Start of Extracted entries
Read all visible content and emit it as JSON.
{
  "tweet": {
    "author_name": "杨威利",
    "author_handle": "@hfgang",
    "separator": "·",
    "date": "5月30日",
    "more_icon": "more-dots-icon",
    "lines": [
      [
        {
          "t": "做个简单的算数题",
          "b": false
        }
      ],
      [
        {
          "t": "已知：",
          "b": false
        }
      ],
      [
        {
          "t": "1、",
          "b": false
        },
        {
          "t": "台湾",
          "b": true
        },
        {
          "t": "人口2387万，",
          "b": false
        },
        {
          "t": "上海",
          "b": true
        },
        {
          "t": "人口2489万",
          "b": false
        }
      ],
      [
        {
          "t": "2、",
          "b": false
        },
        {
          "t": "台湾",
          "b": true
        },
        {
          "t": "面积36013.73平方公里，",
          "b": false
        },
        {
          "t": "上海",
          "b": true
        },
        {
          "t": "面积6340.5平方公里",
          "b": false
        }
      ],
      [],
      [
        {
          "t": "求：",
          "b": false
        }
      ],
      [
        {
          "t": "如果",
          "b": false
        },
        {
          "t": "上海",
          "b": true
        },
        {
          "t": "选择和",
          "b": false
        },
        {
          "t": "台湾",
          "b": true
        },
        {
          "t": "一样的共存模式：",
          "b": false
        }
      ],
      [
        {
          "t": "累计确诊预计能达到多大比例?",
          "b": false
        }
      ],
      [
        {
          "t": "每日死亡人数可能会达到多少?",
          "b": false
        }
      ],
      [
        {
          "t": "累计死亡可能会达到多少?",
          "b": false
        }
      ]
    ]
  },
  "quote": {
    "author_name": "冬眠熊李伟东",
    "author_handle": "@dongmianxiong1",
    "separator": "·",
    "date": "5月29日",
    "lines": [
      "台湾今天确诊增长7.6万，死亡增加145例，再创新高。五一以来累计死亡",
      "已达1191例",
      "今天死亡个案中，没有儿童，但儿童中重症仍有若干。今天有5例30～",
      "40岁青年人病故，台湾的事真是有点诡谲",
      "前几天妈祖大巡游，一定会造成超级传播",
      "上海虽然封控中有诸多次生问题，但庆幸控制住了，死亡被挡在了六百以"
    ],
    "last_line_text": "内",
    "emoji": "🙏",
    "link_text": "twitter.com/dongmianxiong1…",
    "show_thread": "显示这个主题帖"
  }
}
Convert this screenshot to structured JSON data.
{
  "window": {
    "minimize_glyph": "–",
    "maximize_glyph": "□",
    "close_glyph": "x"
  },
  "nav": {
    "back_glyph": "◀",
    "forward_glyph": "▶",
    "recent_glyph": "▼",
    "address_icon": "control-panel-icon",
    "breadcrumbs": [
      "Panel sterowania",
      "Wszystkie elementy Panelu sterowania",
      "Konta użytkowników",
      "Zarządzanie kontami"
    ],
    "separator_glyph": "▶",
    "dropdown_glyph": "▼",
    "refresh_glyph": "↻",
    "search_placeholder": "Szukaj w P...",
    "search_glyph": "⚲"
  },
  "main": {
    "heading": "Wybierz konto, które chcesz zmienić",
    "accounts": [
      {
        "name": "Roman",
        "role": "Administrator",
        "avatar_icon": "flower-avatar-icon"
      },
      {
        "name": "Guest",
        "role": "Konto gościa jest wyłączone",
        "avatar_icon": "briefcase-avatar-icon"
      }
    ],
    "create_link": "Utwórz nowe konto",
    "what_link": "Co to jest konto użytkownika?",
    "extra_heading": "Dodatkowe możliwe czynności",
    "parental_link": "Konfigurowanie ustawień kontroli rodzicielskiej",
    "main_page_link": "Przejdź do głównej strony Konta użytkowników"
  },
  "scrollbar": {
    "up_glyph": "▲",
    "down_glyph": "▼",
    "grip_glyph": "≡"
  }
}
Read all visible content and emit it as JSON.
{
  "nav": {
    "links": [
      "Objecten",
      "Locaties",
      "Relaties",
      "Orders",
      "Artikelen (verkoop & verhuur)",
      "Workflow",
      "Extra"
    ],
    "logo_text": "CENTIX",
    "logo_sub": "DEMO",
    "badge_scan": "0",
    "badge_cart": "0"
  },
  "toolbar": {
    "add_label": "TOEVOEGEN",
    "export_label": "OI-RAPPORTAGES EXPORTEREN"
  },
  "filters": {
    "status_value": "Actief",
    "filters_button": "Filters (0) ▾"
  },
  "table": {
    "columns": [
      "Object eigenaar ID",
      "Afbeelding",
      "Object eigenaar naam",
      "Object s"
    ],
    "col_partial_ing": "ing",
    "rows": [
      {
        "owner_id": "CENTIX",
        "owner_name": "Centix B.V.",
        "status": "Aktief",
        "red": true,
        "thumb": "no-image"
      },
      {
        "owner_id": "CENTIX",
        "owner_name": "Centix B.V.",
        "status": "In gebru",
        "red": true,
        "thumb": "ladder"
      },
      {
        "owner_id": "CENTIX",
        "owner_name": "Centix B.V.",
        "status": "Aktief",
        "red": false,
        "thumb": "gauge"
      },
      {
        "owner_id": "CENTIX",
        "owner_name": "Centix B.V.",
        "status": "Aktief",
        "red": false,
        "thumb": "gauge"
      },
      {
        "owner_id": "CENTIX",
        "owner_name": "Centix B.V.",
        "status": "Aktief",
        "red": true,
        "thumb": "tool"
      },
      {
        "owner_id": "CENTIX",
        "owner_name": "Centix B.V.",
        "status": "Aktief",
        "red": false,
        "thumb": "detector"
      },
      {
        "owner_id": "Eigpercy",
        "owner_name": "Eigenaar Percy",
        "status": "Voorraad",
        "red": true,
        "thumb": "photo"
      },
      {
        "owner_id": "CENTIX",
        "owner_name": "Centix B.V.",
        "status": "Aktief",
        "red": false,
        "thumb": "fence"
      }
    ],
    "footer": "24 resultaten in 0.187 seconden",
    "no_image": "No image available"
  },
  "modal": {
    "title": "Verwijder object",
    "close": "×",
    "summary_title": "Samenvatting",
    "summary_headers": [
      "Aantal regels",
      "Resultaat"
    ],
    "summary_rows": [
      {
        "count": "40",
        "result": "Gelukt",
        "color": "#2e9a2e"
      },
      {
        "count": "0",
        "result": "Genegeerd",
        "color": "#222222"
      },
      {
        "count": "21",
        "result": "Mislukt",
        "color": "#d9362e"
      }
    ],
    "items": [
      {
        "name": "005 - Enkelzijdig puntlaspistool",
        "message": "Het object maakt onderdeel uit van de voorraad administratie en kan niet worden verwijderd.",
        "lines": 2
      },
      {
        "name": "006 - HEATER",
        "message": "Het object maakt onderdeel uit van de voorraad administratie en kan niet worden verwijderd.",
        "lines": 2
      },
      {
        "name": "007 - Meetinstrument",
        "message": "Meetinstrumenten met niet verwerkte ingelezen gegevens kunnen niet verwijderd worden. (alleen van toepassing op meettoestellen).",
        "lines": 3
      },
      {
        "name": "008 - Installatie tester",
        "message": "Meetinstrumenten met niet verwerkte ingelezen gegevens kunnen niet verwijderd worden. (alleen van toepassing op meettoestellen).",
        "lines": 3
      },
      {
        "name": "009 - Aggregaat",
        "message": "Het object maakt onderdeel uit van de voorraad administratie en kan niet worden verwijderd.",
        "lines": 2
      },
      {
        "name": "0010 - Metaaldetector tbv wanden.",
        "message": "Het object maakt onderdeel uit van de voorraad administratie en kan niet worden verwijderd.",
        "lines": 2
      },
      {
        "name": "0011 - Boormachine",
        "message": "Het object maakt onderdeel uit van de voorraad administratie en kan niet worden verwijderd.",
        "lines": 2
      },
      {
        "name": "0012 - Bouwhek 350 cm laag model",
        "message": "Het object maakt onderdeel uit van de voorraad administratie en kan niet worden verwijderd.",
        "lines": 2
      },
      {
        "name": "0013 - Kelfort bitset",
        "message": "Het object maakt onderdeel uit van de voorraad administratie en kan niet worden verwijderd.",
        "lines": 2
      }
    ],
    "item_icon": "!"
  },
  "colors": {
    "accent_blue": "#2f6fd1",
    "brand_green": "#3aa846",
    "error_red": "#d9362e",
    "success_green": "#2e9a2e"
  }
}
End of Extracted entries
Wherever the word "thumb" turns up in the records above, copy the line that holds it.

Response for this exercise:
        "thumb": "no-image"
        "thumb": "ladder"
        "thumb": "gauge"
        "thumb": "gauge"
        "thumb": "tool"
        "thumb": "detector"
        "thumb": "photo"
        "thumb": "fence"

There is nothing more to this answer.